Marty Schottenheimer would return to NFL coaching in 2001 with Washington. His team narrowly missed the postseason, going 8-8. The team controversially fired him after just one short year there.
San Diego Chargers
The then San Diego Chargers hired Schottenheimer in 2002. In five total years there, the team was up and down. But their two best seasons were truly remarkable. In 2004 and 2006, the Chargers won the AFC West. Schottenheimer was named Coach of the Year in 2004 and San Diego went 12-4. Then in 2006’s division winning season, the Chargers had the best record in the NFL at 14-2. That would end up being his last NFL head coaching season, after the team fell to the New England Patriots in the Divisional Round. The Chargers were a combined 47-33 in the regular season under Marty Schottenheimer. Their postseason mark was 0-2.
Impact On Chiefs Franchise
Chiefs CEO and Chairman Clark Hunt took time to talk about Marty Schottenheimer following his passing.

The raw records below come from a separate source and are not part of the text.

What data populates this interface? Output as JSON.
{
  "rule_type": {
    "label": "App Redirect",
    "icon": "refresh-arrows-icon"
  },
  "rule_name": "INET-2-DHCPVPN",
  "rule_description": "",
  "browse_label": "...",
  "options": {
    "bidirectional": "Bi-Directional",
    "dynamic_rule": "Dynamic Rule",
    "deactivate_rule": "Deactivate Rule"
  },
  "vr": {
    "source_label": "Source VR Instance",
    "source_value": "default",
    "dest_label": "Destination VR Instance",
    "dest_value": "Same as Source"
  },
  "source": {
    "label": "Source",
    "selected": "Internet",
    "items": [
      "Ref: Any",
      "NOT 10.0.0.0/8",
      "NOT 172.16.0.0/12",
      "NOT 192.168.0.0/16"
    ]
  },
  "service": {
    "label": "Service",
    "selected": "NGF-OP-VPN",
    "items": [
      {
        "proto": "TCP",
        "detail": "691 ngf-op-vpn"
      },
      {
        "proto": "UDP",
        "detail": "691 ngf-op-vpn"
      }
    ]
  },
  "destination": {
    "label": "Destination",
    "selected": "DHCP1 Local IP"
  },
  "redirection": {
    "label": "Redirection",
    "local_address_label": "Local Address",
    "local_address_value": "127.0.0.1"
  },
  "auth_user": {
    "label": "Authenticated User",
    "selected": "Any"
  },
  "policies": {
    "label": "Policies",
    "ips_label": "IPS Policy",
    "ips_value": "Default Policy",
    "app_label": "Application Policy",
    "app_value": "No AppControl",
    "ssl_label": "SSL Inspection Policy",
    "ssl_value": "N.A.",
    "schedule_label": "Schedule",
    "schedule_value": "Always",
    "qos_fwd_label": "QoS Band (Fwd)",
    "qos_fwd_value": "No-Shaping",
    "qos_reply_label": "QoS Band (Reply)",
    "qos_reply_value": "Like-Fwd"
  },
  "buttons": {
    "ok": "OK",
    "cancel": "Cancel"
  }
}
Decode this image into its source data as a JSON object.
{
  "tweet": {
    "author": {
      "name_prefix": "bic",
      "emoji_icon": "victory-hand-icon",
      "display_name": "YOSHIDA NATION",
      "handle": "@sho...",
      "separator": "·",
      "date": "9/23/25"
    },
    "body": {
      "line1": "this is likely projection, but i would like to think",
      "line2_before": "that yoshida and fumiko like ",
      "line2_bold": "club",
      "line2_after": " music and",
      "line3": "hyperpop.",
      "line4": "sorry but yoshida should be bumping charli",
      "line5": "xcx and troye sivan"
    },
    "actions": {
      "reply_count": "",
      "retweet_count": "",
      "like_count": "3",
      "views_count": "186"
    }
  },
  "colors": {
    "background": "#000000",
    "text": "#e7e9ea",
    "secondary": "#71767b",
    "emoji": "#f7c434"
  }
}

Hunt: “Our family and the entire Chiefs Kingdom mourn the loss of Marty Schottenheimer, and our prayers and heartfelt condolences are with his wonderful wife Pat and the entire Schottenheimer family today. Marty will rightfully be remembered as one of the greatest coaches in NFL history, but his legacy extends far beyond his winning percentage. He was a passionate leader who cared deeply for his players and coaches, and his influence on the game can still be seen today on a number of coaching staffs around the league.
When Marty arrived in 1989, he reinvigorated what was then a struggling franchise and quickly turned the Chiefs into a consistent winner. Marty’s teams made Chiefs football a proud part of Kansas City’s identity once again, and the team’s resurgence forged a powerful bond with a new generation of fans who created the legendary home-field advantage at Arrowhead Stadium.
Marty will always hold a special place in the history of the Chiefs, and he will be dearly missed by all of us who were blessed to call him a friend.”
Besides his passion and caring for players and coaches, Marty Schottenheimer attempted to lean on the running game and defense. He also finished as the seventh winningest coach in league history (regular season only). Schottenheimer was eighth in terms of regular season plus postseason wins.
Schottenheimer’s tactics and fingerprints are still visible across the league today. He was by far, one of the most successful head coaches of all time for both the Kansas City Chiefs and the NFL.
– Braden Holecek is the Kansas City Chiefs managing editor for Full Press Coverage. He covers the NFL. Like and follow on Follow @ebearcat9//platform.twitter.com/widgets.js Follow @FPC_Chiefs//platform.twitter.com/widgets.js and Facebook.